Nov 22 Lovesongs (hand-outs)
Modern Critiques (hand-outs)
Dec 6 hooks, all about love
Dec 13 Final exam
This schedule may be revised as necessary during the course of the semester.
Jane Austen Persuasion Penguin 0140430059 Sigmund Freud Civilization and its DiscontentsWW Norton 1984 0393301583 Graham Greene The End of the Affair Penguin 2000 0140291091 bell hooks All about love HarperCollins 2000 0060959479 Milan Kundera The Unbearable Lightness of BeingHarperCollins 1999 0060932139 C.S. Lewis The Four Loves Harcourt 1971 0156329301 Plato Symposium Hackett 1997 0872200760 All books are available at the RSU Bookstore in Claremore.
POETRY AND PAINTING STUFF
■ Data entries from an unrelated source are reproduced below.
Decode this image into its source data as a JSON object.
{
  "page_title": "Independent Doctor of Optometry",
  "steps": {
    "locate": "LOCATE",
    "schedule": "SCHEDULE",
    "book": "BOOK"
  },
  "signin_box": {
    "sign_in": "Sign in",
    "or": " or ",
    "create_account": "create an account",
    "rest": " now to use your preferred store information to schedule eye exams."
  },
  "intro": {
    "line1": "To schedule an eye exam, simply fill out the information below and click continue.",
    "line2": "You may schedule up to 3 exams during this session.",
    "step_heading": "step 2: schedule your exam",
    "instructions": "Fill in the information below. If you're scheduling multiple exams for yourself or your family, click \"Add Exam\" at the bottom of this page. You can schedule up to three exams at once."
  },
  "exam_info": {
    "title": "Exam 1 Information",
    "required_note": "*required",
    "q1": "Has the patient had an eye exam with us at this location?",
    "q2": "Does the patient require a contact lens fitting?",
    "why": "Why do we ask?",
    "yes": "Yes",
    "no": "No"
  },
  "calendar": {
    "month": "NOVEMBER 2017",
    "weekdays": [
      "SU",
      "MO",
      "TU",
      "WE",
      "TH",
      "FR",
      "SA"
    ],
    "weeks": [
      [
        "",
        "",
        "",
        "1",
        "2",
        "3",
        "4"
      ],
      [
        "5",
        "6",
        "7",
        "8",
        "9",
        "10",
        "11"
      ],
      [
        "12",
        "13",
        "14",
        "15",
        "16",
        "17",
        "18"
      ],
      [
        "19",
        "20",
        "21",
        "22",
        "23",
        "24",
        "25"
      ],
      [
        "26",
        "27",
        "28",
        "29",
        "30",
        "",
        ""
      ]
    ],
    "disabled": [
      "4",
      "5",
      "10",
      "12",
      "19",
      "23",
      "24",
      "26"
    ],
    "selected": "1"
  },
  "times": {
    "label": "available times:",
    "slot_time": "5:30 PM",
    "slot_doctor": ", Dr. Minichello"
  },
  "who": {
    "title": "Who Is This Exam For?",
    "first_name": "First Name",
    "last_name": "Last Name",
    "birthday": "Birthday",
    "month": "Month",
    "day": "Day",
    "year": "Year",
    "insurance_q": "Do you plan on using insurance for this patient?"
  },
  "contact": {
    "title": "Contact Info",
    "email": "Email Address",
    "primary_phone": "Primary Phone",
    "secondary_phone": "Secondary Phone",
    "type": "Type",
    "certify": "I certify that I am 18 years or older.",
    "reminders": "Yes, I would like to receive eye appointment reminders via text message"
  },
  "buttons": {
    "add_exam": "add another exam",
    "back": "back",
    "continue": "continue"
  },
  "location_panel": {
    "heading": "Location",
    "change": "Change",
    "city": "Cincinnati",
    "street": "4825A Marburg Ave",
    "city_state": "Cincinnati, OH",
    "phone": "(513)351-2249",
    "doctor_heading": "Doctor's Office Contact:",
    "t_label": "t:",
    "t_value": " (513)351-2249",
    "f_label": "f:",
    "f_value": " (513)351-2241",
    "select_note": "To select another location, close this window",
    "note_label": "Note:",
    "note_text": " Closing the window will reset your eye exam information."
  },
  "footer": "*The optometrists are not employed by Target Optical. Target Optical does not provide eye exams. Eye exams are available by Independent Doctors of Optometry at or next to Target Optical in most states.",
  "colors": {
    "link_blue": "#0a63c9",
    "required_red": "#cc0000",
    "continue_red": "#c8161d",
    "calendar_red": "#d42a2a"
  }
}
Several things to peruse. First, go to the following website (or look in your book of Shakespeare's Sonnets,
if you have one), and pick three (3) sonnets you find particularly interesting (that relate in some interesting
way to our topic of love, obviously): http://www.shakespeares-sonnets.com/index.htm
Then, go to the following website (or look in your book of NGA paintings, if you have one), and pick
two (2) paintings you find particularly interesting (that relate in some interesting way to our topic of love,
Why Shakespeare? Why the National Gallery of Art? Why not? We have to focus on something, right? But
in case you find these unduly limiting, please also select a classic poem and/or painting of your own choosing
(in addition to the 3 and 2, respectively). Once we have all these selected, I want everyone (all four of you)
to do a project relating to your selections. So instead of two starting and two responding this week, all
four of you will submit something original by Friday.
Thanks, good luck.
| VAN GOGH, Vincent
Branches with Almond Blossom
Oil on canvas
73.5 x 92 cm
Rijksmuseum Vincent van Gogh, Amsterdam
Scan by http://http://www.artchive.com/ Mark Harden